Jean-O-Types & Genotypes
“Jean-O-Types” & Genotypes
Oooooooooooooooooooooooooooooooooooooo! The other day I was on a walk with a friend and we stopped to look at a tree that was obviously getting a lot of attention from some sort of woodpecker. She asked a simple question, “do you know what kind of tree this is?”. I’m pretty sure there wasn’t too long of a pause, but for me there were thoughts firing off left and right inside of my head before I gave her my answer.
My first instinct was to say, “oooooh no, I don’t have any idea of what that tree is”. Then I had a flood of memories of my dad showing me different wood pieces in his carpentry shop, different logs in our woodpile and of him pointing out the various trees in our yard.
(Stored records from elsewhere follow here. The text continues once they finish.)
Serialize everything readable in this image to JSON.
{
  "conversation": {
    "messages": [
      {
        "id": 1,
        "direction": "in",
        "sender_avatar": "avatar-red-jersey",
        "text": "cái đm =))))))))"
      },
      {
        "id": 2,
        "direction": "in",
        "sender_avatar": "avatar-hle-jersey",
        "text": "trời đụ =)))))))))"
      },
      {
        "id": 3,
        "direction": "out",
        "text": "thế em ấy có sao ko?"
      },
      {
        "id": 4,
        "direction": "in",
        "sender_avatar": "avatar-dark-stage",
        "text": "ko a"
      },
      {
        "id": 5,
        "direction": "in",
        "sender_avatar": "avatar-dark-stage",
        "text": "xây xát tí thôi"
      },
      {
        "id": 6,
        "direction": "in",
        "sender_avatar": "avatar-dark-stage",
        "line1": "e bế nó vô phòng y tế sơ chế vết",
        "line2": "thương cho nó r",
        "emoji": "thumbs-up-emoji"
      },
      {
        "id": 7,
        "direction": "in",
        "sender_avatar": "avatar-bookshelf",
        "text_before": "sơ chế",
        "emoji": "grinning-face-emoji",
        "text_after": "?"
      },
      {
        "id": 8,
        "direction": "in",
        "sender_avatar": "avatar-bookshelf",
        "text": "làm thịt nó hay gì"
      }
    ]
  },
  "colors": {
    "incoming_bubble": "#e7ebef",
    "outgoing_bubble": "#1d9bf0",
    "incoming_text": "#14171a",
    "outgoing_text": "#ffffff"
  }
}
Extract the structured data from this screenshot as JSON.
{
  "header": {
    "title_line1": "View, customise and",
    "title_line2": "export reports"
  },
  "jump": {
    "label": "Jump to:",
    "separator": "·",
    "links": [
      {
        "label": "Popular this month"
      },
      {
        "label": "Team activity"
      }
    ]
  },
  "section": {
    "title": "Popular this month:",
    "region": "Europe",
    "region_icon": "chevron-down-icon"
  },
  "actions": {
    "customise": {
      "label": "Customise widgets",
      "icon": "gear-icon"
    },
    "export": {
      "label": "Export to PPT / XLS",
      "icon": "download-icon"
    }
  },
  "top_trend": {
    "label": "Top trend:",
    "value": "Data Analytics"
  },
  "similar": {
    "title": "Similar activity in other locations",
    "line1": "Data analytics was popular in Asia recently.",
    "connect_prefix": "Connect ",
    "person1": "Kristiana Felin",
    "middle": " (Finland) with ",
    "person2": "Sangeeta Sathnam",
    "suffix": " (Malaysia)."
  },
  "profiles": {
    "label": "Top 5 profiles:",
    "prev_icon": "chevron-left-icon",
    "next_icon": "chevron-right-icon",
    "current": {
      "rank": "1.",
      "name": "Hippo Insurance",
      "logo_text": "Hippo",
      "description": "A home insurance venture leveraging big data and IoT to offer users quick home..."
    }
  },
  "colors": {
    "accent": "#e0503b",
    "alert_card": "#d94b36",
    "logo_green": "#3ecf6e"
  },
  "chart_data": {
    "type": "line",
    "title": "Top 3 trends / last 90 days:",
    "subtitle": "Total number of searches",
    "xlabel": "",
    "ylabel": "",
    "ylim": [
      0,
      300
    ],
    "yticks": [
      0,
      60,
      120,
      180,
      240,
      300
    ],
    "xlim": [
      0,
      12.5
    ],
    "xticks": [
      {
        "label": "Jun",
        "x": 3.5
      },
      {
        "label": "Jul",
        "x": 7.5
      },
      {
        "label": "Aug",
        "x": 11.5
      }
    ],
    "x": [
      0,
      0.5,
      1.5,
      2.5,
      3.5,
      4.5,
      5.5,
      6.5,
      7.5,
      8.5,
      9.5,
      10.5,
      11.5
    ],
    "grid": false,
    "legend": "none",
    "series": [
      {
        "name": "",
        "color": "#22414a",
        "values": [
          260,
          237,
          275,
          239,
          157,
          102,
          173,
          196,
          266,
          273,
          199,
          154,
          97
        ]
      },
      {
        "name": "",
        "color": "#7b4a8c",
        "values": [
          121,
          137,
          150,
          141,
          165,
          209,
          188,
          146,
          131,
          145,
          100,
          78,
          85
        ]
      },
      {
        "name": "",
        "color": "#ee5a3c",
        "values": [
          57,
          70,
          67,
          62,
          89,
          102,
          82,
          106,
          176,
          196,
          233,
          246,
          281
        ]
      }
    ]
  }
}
He always encouraged me to touch them, smell them and to look closely at the patterns and textures before he would reveal their names. All of this was coursing through my brain in a matter of seconds before I said, “oooooh it’s an ash tree”.
Since that walk, I have been pondering what happened inside my head and how the name of that tree finally made its way to my lips. This simple question and answer were pretty miraculous to me and it showed me that perhaps some of the projects that I am beginning to get underway really are going to be attainable. Up until this recent "ash tree experience", I had pretty much convinced myself that since my brain injury many years ago it was impossible for me to remember and recall the names of things. I now realized that I had been defaulting to the crutch of “gee I don’t know” or deferring to others. Although I definitely do have actual recall issues, I now see that my brain is beginning to find ways to make this happen. I just need to give it the time to process the information in its own way and I think the key is going to be touching, smelling and looking. Oooooh my! Last week my idea of wanting to identify the plants and ecosystems of our yard seemed to be an almost insurmountable and paralyzing task, but now I see how possible it is as long as I engage all of my senses.
By being able to identify the tree that we were looking at, we realized that not only that single ash tree, but also several others in the same area seem to be rife with some sort of Ash Borer, which is what the woodpeckers were after. Determining whether or not these trees are invested with the devastating Emerald Ash Borer is going to have to be left to folks with more expertise like those in our local conservation commission or the UConn Extension, but at least we noticed this and we can report it. Boy oooooh boy is it important to know what is around you and what should and should not be there. This experience has reaffirmed to me just how important it is that I really get to know the individual plants and ecosystems that are at work in our yard.
This brings me to plant genotypes. I had never even thought of genotypes, plant, animal or human until fairly recently when I started hanging out at meetings with folks who know about such things. In a nutshell, “genotype” refers to the genetic makeup of an organism and it describes it’s complete set of genes. I know a few people who have embraced the “23andMe movement” to learn more about their own genetic makeup and I can sort of get that, but do I really need to know the exact genetic makeup of the plants in our yard? Well it appears that it is pretty useful knowledge. Luckily, we don’t need to order thousands of mail in genetic tests, all we have to do is look around.
The easiest example is something I have experienced myself and it goes something like this: buy an Echinacea(Eastern purple coneflower) plant, plant it, it grows for a month or two or maybe a full year and then it is never to be seen again even though it is a perennial. Versus, find locally growing Echinacea that has been thriving for years, collect the seed and then germinate and grow your own plants that live happily ever after in your yard. The difference? Often the plants that we buy are not of the genotype that can live in our specific growing area. They are Echinacea, but they are of a genotype that thrives further north or south from where we live, which is why they rarely survive for more than one growing season. If you are not of the mindset to collect your own seed and then germinate it, no worries just take the time to find people who do pay attention to things like this like local seed companies and native plant centers and sellers. Locally for me, The Hudson Valley Seed Company is a great source for seeds and the Native Plant Center at Westchester Community College is a great source for plants whose genotypes work in my planting zone. Happy plant hunting, spring is on the way. Oooooh yeah!